Tetra Pak is a wonderful invention. The aseptic packaging can keep milk fresh for months without refrigeration. There are hundreds of products that are given extended shelf life with it. Perhaps it is better for certain foods than canning, like the tomatoes in Bonnie's post, because it isn't lined with epoxies made with BPA.
And goodness knows, they put on a show of being green. In Europe, they are now using FSC certified wood in them. They use renewable energy to recycle them in Scandinavia (where they ship them all, after doing life cycle analysis showing that the carbon footprint of that shipping is low). They have websites in every country in the world touting how green it is. TreeHugger goes so far to ask Would You Drink Bottled Water If It Came in a Recyclable Paper Container? from a bottled water company that says "save the planet, one bottle at at time" as if drinking water packaged in it is actually a good thing. Triple pundit calls it "Packaged Sustainability."
But what do we mean by green anymore?
First of all, what do we mean by recylable? As Warren noted in Enough, Already. 'Recyclable' is Not Recycling,
Some things just annoy me to the point of distraction. A case in point being companies selling products by proclaiming their materials are easily recyclable. Especially when their own product does not include any of these very same materials.
To my mind this is hypocrisy. It is "do as I say, not do as I do." Recycling is a complete loop. A joined circle. You are only recycling when you are buying recycled.
When they do recycle Tetra Paks (which is rare, on their own website they admit that worldwide, only 18% of them are), what do they turn it into? In North America: toilet paper.
If you can get it recycled. Only 20% of America has access to recycling facilities for Tetra Pak, the rest goes into landfill.
And what is Tetra Pak recycling?
You can watch this German video, or more at the UK website.
There is no question, they are doing a lot of work here to get that paper separated from that foil and polyethylene. I like TreeHugger emeritus Ruben Anderson's description, discussing Tetra Pak wine:
First, even if you can get the drunkards off their lazy asses to join the mere quarter of the North American population that recycles, few places recycle Tetra Paks. Second, the places that say they recycle Tetra Paks are liars. What does "re" mean? It means again. Can a Tetra Pak be made into another Tetra Pak? No. Tetra Paks are seven incomprehensibly thin layers of paper, plastic and aluminum. The poor suckers who try to recycle them use giant blenders to mush the paper pulp off the plastic and metal, then they need to separate the plastic from the metal. What idiot thought this would be a better idea than washing a bottle and refilling it?
And who pays for this? Who goes to the trouble of separating the tetra pak and dealing with it? You do. As Philip Fleischer wrote many years ago:
By supporting recycling programs, governments are subsidizing companies like Tetra-Pak, whom they relieve of part of the cost of packaging disposal. This hidden subsidy penalizes bottlers who offer a refund and refill their bottles. Although selling products in refillable bottles uses energy and material more efficiently, it is made to appear more expensive because all the costs are visible. Refillables do not get hidden subsidies through blue box programs or tax supports for landfill.

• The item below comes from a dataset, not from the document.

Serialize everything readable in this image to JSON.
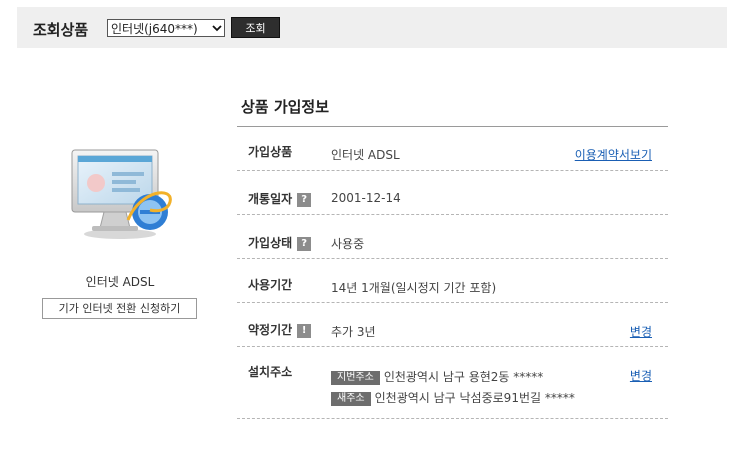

Or as we say, Recycling is Bullshit.
Green is reusable. Green is refillable. Green is not disposable and downcylable, for the lucky 20% of Americans who have access to it, and landfill for the 80% who don't. Tetra Pak is the most elaborate greenwashing scheme ever, and they are doing a very good job of it.